**** Supplied data
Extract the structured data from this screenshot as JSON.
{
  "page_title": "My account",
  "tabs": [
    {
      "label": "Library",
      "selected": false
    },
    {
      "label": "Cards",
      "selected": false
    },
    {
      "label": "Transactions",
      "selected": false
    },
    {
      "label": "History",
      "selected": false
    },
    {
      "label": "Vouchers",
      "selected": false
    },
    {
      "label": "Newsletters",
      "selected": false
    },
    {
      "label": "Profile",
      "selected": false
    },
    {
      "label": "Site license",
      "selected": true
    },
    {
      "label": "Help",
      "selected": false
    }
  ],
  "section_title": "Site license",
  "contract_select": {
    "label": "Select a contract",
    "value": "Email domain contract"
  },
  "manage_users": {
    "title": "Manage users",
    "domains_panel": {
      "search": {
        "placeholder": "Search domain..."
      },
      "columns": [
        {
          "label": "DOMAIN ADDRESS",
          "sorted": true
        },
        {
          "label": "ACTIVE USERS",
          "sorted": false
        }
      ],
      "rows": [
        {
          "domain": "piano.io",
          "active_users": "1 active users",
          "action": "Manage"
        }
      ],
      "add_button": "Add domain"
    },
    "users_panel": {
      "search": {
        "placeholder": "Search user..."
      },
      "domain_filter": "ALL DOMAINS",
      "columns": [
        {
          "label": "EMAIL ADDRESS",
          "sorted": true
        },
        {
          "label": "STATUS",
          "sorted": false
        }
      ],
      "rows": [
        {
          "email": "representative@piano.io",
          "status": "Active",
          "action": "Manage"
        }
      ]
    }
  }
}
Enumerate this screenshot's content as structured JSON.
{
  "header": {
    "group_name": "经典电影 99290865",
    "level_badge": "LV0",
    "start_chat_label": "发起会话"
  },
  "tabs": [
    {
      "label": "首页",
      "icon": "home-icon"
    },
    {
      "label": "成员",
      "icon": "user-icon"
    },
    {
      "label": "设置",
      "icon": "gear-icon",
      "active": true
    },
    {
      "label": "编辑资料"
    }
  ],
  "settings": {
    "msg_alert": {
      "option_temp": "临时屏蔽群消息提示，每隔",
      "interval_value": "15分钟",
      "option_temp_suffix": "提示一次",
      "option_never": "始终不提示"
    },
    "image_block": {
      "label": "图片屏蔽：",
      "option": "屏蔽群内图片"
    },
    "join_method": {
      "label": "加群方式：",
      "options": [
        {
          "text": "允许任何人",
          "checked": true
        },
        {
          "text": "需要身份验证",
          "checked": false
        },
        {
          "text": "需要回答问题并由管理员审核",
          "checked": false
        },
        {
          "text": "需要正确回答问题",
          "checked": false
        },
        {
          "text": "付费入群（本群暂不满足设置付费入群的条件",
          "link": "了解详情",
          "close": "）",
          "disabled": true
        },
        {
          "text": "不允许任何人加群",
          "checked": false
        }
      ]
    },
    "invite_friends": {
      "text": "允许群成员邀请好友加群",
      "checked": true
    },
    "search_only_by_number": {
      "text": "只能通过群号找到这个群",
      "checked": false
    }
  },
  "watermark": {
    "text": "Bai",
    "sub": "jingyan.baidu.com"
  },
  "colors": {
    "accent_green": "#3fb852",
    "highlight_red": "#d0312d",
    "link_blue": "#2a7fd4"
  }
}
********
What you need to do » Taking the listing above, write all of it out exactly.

Task result »
Extract the structured data from this screenshot as JSON.
{
  "page_title": "My account",
  "tabs": [
    {
      "label": "Library",
      "selected": false
    },
    {
      "label": "Cards",
      "selected": false
    },
    {
      "label": "Transactions",
      "selected": false
    },
    {
      "label": "History",
      "selected": false
    },
    {
      "label": "Vouchers",
      "selected": false
    },
    {
      "label": "Newsletters",
      "selected": false
    },
    {
      "label": "Profile",
      "selected": false
    },
    {
      "label": "Site license",
      "selected": true
    },
    {
      "label": "Help",
      "selected": false
    }
  ],
  "section_title": "Site license",
  "contract_select": {
    "label": "Select a contract",
    "value": "Email domain contract"
  },
  "manage_users": {
    "title": "Manage users",
    "domains_panel": {
      "search": {
        "placeholder": "Search domain..."
      },
      "columns": [
        {
          "label": "DOMAIN ADDRESS",
          "sorted": true
        },
        {
          "label": "ACTIVE USERS",
          "sorted": false
        }
      ],
      "rows": [
        {
          "domain": "piano.io",
          "active_users": "1 active users",
          "action": "Manage"
        }
      ],
      "add_button": "Add domain"
    },
    "users_panel": {
      "search": {
        "placeholder": "Search user..."
      },
      "domain_filter": "ALL DOMAINS",
      "columns": [
        {
          "label": "EMAIL ADDRESS",
          "sorted": true
        },
        {
          "label": "STATUS",
          "sorted": false
        }
      ],
      "rows": [
        {
          "email": "representative@piano.io",
          "status": "Active",
          "action": "Manage"
        }
      ]
    }
  }
}
Enumerate this screenshot's content as structured JSON.
{
  "header": {
    "group_name": "经典电影 99290865",
    "level_badge": "LV0",
    "start_chat_label": "发起会话"
  },
  "tabs": [
    {
      "label": "首页",
      "icon": "home-icon"
    },
    {
      "label": "成员",
      "icon": "user-icon"
    },
    {
      "label": "设置",
      "icon": "gear-icon",
      "active": true
    },
    {
      "label": "编辑资料"
    }
  ],
  "settings": {
    "msg_alert": {
      "option_temp": "临时屏蔽群消息提示，每隔",
      "interval_value": "15分钟",
      "option_temp_suffix": "提示一次",
      "option_never": "始终不提示"
    },
    "image_block": {
      "label": "图片屏蔽：",
      "option": "屏蔽群内图片"
    },
    "join_method": {
      "label": "加群方式：",
      "options": [
        {
          "text": "允许任何人",
          "checked": true
        },
        {
          "text": "需要身份验证",
          "checked": false
        },
        {
          "text": "需要回答问题并由管理员审核",
          "checked": false
        },
        {
          "text": "需要正确回答问题",
          "checked": false
        },
        {
          "text": "付费入群（本群暂不满足设置付费入群的条件",
          "link": "了解详情",
          "close": "）",
          "disabled": true
        },
        {
          "text": "不允许任何人加群",
          "checked": false
        }
      ]
    },
    "invite_friends": {
      "text": "允许群成员邀请好友加群",
      "checked": true
    },
    "search_only_by_number": {
      "text": "只能通过群号找到这个群",
      "checked": false
    }
  },
  "watermark": {
    "text": "Bai",
    "sub": "jingyan.baidu.com"
  },
  "colors": {
    "accent_green": "#3fb852",
    "highlight_red": "#d0312d",
    "link_blue": "#2a7fd4"
  }
}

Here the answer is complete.